# Is the following a PRG?

Let $G: \{0, 1\}^n → \{0, 1\}^m$ be a PRG. We construct a function $G': \{0, 1\}^{m + n} → \{0, 1\}^{2m}$ defined as follows

$G'(x || y) = x || (G(y) ⊕ x)$

for all $x ∊ \{0, 1\}^m$ and $y ∊ \{0, 1\}^n$. (The symbol || denotes here the concatenation of binary strings.)

Is $G'$ a PRG?

I believe that it is not, but I could easily be wrong.

I know, given a random string s of length $2m$ (split into equal length strings $s_1$ and $s_2$), that $s_1$ would be equivalent to $x$, and that $s_2 \oplus x$ would be equivalent to $G(y)$. But since $G(y)$ is indistinguishable from $U_m$, I'm having trouble reaching the conclusion of my contradiction.

I'm still relatively new to all of this, so any help would be appreciated.

• How about $G''(xy) = xG(y)$? – fkraiem Oct 20 '17 at 2:01
• Suppose that you are given a distinguisher $A'$ for $G'$. Can you use $A'$ to build a distinguisher $A$ for $G$? – erth Oct 20 '17 at 5:57

I believe that it is not, but I could easily be wrong.

... I'm having trouble reaching the conclusion of my contradiction

The problem is you can't show that contradiction, because there isn't any. As a rule of thumb for homework questions: If it becomes clear that you can't prove your initial assumption, consider that your intuition was wrong.

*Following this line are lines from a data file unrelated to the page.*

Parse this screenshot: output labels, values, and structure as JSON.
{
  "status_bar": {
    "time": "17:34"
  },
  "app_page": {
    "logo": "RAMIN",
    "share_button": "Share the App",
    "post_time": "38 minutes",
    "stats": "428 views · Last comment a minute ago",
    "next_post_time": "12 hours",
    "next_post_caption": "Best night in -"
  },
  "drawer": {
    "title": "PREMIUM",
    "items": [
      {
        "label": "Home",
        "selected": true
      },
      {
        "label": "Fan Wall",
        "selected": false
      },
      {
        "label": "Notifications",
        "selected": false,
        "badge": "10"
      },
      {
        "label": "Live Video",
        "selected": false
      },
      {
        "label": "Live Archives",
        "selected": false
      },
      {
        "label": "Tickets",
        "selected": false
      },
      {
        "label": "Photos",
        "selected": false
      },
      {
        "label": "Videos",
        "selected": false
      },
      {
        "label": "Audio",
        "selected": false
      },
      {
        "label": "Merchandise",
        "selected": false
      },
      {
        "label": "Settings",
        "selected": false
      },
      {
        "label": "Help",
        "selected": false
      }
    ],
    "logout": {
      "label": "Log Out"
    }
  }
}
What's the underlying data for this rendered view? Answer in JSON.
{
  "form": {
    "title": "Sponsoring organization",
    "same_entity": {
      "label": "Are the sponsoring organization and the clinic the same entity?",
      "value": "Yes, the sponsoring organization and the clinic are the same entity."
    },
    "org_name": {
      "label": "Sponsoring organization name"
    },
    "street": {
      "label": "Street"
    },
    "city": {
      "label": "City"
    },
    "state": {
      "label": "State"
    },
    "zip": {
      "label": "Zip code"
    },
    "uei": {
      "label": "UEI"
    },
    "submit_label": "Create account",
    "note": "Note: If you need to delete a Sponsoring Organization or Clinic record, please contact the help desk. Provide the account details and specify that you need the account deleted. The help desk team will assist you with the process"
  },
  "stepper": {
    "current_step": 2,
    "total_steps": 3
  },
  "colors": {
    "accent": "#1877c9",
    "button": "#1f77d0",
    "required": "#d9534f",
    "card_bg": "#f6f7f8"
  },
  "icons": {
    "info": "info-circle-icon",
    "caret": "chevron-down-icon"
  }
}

Here are some pointers how you can show that $G'$ is in fact a PRG, in a proof by contradiction:

• Let's assume $G'$ is not a PRG, and that means a distinguisher $\mathcal{D}$ exists.
• The input for $\mathcal{D}$ is one element either uniform random or of the form $x||(G(y)\oplus x)$, and then it has some non-negligible advantage $\epsilon$.
• We want to build a distinguisher for $G$. So as input we get one element, which is either from a uniform random distribution or from the image of $G$.
• In general, if $a$ is uniform random, then $a \oplus b$ is also uniform random - this is true as long as $b$ is independent of $a$. This includes fixed $b$ as well as $b$ drawn independently from any distribution.
• To clarify that last sentence is of course only true if b is independent from a. – Maeher Oct 20 '17 at 19:59
• @Maeher You're right of course. I've added it to the answer. – tylo Oct 23 '17 at 9:52